*** Entries shown Section Begins ***

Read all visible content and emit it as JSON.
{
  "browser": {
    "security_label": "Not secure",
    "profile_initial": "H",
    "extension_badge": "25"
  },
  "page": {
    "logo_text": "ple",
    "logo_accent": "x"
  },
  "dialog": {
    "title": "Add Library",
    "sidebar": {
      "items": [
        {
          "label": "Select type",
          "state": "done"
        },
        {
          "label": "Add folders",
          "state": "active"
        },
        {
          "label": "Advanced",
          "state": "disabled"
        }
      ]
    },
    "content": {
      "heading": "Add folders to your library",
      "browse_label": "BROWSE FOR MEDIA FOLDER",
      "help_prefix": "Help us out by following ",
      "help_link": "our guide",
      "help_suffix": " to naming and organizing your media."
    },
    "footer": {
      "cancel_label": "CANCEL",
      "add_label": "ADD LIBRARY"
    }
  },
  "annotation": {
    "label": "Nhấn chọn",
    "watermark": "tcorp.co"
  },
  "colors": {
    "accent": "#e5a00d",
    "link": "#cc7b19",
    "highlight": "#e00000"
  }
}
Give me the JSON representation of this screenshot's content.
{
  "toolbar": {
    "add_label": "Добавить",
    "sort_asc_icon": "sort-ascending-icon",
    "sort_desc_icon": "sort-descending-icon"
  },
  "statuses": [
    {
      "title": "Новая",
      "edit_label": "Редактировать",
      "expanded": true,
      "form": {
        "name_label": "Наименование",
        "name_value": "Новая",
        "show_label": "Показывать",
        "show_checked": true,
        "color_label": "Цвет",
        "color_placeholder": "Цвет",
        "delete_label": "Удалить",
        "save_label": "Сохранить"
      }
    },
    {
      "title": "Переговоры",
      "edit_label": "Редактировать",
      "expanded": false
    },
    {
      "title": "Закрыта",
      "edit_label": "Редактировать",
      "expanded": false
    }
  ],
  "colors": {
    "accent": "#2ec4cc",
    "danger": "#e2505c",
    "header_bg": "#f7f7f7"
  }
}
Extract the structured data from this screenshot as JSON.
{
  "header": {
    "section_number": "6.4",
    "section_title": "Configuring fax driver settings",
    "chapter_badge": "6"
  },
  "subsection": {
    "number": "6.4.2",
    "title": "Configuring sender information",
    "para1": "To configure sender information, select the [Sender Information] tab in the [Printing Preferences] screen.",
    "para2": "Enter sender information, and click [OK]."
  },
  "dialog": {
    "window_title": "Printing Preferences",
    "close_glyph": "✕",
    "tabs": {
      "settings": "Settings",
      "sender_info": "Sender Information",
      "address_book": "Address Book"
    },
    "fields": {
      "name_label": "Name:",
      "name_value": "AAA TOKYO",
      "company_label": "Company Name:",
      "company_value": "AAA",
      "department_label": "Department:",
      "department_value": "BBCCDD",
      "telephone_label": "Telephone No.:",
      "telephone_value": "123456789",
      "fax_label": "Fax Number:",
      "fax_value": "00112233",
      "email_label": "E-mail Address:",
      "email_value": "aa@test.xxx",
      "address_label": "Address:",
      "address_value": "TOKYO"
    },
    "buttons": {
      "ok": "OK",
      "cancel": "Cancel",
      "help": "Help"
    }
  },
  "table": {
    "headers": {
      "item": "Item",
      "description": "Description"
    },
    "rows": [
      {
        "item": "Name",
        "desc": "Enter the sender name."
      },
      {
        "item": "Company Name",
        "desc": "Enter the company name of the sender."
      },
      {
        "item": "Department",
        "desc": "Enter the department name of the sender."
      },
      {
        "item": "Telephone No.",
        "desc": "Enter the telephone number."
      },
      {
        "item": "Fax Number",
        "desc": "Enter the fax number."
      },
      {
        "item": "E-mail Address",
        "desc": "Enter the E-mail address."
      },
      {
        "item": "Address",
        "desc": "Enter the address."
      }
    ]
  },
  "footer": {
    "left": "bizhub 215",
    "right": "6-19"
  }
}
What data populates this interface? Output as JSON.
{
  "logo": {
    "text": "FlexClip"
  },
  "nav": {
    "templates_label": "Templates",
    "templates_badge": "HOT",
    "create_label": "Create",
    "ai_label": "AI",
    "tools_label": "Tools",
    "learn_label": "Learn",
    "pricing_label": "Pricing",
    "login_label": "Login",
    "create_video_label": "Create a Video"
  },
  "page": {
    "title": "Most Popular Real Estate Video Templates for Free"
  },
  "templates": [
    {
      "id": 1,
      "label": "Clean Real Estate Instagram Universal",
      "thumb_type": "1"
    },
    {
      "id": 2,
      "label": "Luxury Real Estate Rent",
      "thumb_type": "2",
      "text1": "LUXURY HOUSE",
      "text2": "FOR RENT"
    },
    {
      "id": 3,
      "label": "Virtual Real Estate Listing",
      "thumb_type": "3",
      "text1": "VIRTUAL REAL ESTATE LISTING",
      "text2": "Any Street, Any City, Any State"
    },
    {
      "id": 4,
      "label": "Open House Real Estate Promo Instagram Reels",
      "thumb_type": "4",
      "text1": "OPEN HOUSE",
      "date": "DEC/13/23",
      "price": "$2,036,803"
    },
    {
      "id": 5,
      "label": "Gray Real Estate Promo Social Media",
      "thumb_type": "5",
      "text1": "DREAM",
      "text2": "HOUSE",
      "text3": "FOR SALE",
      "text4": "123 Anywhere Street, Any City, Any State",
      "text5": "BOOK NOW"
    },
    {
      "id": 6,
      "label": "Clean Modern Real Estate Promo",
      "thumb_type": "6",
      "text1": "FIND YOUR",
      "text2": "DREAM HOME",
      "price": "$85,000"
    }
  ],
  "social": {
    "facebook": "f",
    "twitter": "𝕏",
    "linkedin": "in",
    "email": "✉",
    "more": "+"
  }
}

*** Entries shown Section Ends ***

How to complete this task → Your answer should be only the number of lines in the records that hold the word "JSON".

Task solution → 4